__Task statement__:
Go through the entries below. Copy each line in which "Selecionar" appears.

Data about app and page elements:
########

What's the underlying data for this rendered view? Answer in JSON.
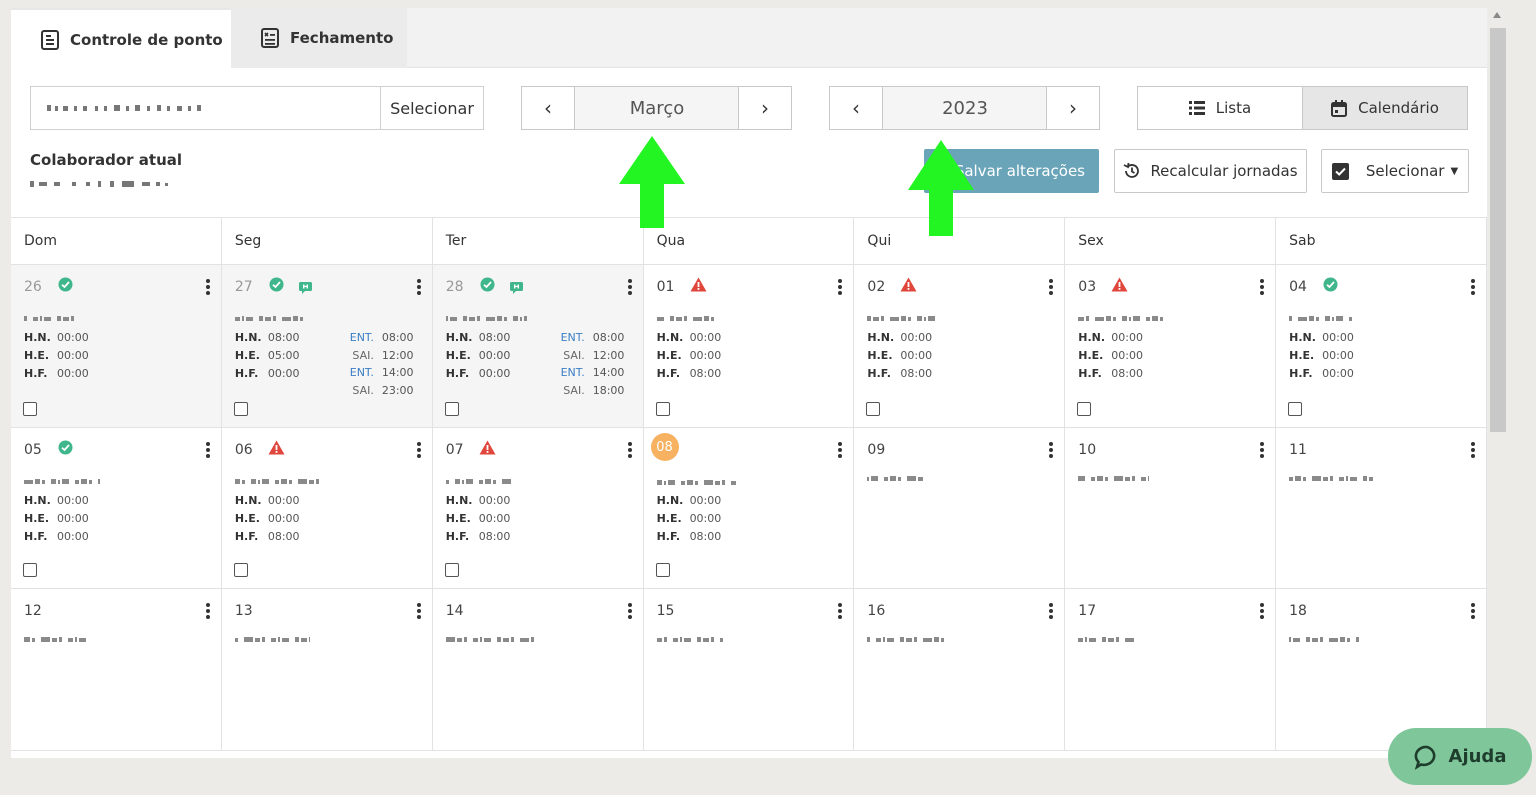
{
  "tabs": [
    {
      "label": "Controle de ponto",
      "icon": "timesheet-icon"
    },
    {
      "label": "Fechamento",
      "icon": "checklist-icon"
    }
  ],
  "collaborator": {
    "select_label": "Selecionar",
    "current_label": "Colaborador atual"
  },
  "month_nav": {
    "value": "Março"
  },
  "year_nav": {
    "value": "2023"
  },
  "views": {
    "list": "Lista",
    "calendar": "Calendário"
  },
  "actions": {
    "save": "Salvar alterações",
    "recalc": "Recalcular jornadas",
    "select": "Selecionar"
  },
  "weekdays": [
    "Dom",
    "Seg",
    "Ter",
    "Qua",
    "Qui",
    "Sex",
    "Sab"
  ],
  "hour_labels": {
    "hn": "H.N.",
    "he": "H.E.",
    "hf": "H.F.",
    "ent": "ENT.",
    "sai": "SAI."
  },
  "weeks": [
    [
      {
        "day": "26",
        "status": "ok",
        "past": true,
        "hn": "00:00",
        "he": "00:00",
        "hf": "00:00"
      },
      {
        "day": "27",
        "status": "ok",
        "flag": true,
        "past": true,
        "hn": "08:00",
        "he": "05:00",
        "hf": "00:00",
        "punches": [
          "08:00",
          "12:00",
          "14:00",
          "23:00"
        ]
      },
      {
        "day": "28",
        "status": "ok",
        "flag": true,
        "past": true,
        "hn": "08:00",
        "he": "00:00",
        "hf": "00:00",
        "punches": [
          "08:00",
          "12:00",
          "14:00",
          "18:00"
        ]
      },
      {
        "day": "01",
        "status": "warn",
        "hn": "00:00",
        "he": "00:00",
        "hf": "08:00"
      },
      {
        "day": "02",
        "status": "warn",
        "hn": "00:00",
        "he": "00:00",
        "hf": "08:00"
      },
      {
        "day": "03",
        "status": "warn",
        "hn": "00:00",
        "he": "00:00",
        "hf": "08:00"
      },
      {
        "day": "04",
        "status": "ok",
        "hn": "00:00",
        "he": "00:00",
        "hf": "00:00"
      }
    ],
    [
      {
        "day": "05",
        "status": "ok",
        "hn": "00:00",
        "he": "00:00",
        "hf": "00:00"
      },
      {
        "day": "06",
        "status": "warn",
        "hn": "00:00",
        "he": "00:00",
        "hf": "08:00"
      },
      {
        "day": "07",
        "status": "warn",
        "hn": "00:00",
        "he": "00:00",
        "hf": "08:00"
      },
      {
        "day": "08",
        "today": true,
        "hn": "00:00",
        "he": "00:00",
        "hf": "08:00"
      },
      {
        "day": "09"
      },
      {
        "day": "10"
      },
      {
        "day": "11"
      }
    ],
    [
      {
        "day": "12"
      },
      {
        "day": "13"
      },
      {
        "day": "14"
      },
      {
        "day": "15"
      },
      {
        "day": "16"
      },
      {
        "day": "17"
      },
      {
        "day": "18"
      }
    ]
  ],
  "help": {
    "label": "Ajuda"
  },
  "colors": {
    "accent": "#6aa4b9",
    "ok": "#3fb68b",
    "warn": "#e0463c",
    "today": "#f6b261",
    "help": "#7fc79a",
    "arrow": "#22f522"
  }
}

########

__Response box__:
    "select_label": "Selecionar",
    "select": "Selecionar"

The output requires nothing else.